Futuristic Community Humanity Projects

Light on coding, heavy on content™

"Healthcare Extraordinaire"

January 2023

"Confronting Phantom Credit In Healthcare Records Shouldn't Re-Victimize A Patient, But It Does"

Dear My Civil Duty,

I found on my hospital bill a charge labeled "_________".  According to the American Medical Association CPT codes, the hospital performed a blood test on an umbilical cord, which I know is wrong.  I was there for surgery, not giving birth.  When I tried to challenge the hospital for the charge, I was told that they reviewed my records and found nothing wrong with them.  I understand there can be coding errors, but I've never been told to pay for a medical test I couldn't have possibly received.  They even charged me multiple times for the test.  At this point, I am wondering if I should report this to law enforcement since the hospital is refusing to explain why the charge is on my bill in the first place.

Dear My Civil Duty,

This might not be a big deal to many, but I found something in my medical record that continues to nag at me.  In my patient notes, it says that I was given a "shower chair" as part of my discharge, but in reality, they never gave me a chair when I left to go home.  I did check my bill and I wasn't charged for one, but what if the hospital's inventory systems go by what is in my record and not my bill?  I spoke with a few people but no one was interested in removing the item from my record, all suggesting they weren't the "right person" to make the change and not knowing who I could talk with. 

Dear My Civil Duty,
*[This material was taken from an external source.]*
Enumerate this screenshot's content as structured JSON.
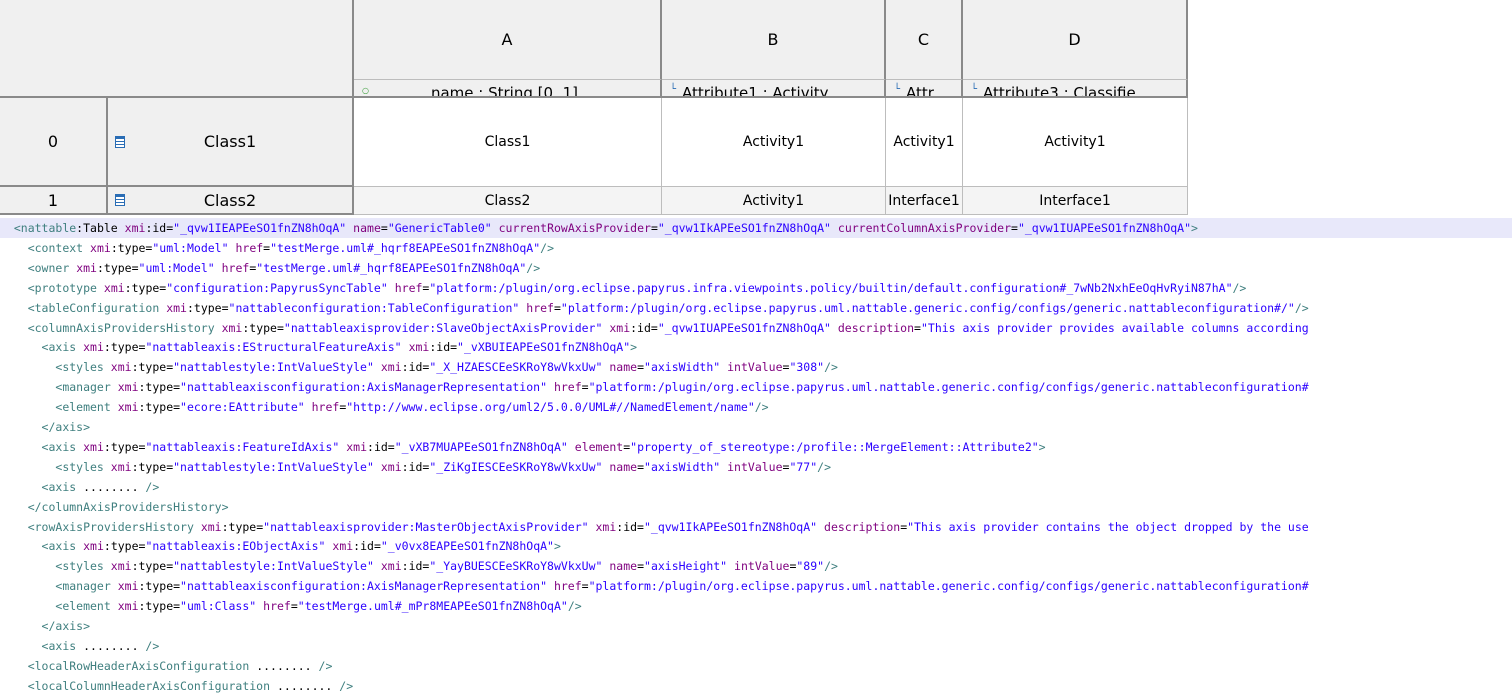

Using the records from these three examples, each demonstrate an element of Phantom Credit.  While two were visibly converted to Phantom Billing, a widely recognized legal term, the shower chair being absent from the bill creates a moment of assumed credibility, or Credit, ergo unearned, or Phantom Credit.